Who are some of your favorite authors?

Elizabeth George, Sharyn McCrumb

What is your advice to the aspiring mystery novelist?

Create a character you'd be happy to live with for the rest of your life. You might just have to!

What projects are you working on now?

China Bayles # 9--Death of a Mistletoe Man. Bill and I are also planning to do a memoir about our writing life and life in the country. Also, I write a regular column called "Herbal Thymes" for Country Living Gardener Magazine. Gardening is my passion.

Photograph Meadow Knoll looks lovely. What do you love most about the Texas Hill Country? Do you ever miss northern California?

I was born in Illinois and never was a Californian at heart. Texas feels like home to me. I love the climate (even the hot summer) and our 22 acres. We have a creek, a lake shore, wildflower meadows, woods, hills. It's very beautiful here.

How did you get interested in herbs and herbal lore?

I've always gardened, and herbs are part of it. I became more interested after Bill and I married and moved to the country, and when I started doing herbal crafts. (This was in the mid-late '80s.) I've gotten far more interested in herbs and herb lore since I started China's series. I do a lot of speaking and writing about herbs.

Photograph What are your favorite ways to relax?

An afternoon's energetic gardening, dinner with Bill, followed by an evening's reading and journaling, topped off with a hot bubble-bath and lavender scented sheets. My own private spa experience!





More from Writers Write


  • Frederick Douglass Statue Unveiled at Hillsdale College


  • Trump's Supreme Court Pick Neil Gorsuch Faces Plagiarism Accusations

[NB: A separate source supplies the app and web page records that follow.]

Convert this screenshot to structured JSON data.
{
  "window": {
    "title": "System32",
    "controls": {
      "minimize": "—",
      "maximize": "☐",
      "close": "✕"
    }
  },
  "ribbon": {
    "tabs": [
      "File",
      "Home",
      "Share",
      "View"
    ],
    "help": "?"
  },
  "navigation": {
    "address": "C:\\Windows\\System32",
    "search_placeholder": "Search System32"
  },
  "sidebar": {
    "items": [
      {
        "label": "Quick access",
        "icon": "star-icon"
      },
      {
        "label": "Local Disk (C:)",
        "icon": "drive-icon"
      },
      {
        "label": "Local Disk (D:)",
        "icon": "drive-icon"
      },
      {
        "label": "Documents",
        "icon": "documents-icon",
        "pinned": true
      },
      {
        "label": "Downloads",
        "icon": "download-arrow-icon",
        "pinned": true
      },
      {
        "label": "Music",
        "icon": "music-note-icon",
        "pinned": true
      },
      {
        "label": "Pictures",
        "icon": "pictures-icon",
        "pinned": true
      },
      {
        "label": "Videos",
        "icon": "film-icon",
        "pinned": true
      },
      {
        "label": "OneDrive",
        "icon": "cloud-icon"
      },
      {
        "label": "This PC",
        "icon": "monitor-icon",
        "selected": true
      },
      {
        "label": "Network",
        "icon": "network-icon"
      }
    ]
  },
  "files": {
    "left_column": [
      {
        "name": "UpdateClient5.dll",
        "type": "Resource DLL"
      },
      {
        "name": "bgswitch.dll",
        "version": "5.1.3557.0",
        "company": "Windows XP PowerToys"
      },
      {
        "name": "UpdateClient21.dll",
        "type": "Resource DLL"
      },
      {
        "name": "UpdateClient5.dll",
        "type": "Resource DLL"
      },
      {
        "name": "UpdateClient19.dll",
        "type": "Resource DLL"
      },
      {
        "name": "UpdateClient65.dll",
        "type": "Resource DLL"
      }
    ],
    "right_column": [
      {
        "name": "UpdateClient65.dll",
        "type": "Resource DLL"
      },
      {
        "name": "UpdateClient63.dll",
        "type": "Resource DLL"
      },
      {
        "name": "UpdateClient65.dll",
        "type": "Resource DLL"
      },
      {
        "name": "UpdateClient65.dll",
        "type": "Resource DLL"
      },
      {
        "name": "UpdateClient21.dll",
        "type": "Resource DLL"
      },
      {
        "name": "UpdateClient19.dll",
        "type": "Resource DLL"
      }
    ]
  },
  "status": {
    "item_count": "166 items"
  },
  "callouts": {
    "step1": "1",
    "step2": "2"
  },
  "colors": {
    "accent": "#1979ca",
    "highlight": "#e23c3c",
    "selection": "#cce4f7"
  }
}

  • White House Bans CNN, LA Times, NY Times and Politico From Press Conference




  • Salman Rushdie is Writing Novel With Trump-Like Villain


  • Javaka Steptoe Wins 2017 Caldecott Medal for Radiant Child: The Story of Young Artist Jean-Michel Basquiat